## Task details
Could you copy every record exactly as it appears?

*** Opening of Task data ***

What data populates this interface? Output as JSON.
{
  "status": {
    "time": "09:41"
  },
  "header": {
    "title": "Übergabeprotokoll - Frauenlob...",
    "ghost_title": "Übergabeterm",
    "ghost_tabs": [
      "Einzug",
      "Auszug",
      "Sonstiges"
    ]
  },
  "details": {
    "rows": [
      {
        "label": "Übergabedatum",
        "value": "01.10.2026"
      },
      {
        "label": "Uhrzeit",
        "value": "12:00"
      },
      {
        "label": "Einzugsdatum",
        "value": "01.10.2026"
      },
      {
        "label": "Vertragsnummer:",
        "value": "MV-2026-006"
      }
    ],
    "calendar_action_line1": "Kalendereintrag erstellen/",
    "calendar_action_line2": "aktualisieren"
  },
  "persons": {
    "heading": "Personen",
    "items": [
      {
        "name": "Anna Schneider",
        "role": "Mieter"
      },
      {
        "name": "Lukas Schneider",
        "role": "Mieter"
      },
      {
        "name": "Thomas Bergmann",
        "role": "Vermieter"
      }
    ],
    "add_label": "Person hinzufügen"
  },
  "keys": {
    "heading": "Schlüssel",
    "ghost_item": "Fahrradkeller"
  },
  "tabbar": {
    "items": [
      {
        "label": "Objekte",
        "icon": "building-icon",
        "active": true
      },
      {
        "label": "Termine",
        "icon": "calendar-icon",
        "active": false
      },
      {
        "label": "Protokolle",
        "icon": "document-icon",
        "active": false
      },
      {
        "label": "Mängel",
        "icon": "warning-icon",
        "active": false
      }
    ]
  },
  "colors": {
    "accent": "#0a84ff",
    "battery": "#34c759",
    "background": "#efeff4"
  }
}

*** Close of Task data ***

## Written solution
What data populates this interface? Output as JSON.
{
  "status": {
    "time": "09:41"
  },
  "header": {
    "title": "Übergabeprotokoll - Frauenlob...",
    "ghost_title": "Übergabeterm",
    "ghost_tabs": [
      "Einzug",
      "Auszug",
      "Sonstiges"
    ]
  },
  "details": {
    "rows": [
      {
        "label": "Übergabedatum",
        "value": "01.10.2026"
      },
      {
        "label": "Uhrzeit",
        "value": "12:00"
      },
      {
        "label": "Einzugsdatum",
        "value": "01.10.2026"
      },
      {
        "label": "Vertragsnummer:",
        "value": "MV-2026-006"
      }
    ],
    "calendar_action_line1": "Kalendereintrag erstellen/",
    "calendar_action_line2": "aktualisieren"
  },
  "persons": {
    "heading": "Personen",
    "items": [
      {
        "name": "Anna Schneider",
        "role": "Mieter"
      },
      {
        "name": "Lukas Schneider",
        "role": "Mieter"
      },
      {
        "name": "Thomas Bergmann",
        "role": "Vermieter"
      }
    ],
    "add_label": "Person hinzufügen"
  },
  "keys": {
    "heading": "Schlüssel",
    "ghost_item": "Fahrradkeller"
  },
  "tabbar": {
    "items": [
      {
        "label": "Objekte",
        "icon": "building-icon",
        "active": true
      },
      {
        "label": "Termine",
        "icon": "calendar-icon",
        "active": false
      },
      {
        "label": "Protokolle",
        "icon": "document-icon",
        "active": false
      },
      {
        "label": "Mängel",
        "icon": "warning-icon",
        "active": false
      }
    ]
  },
  "colors": {
    "accent": "#0a84ff",
    "battery": "#34c759",
    "background": "#efeff4"
  }
}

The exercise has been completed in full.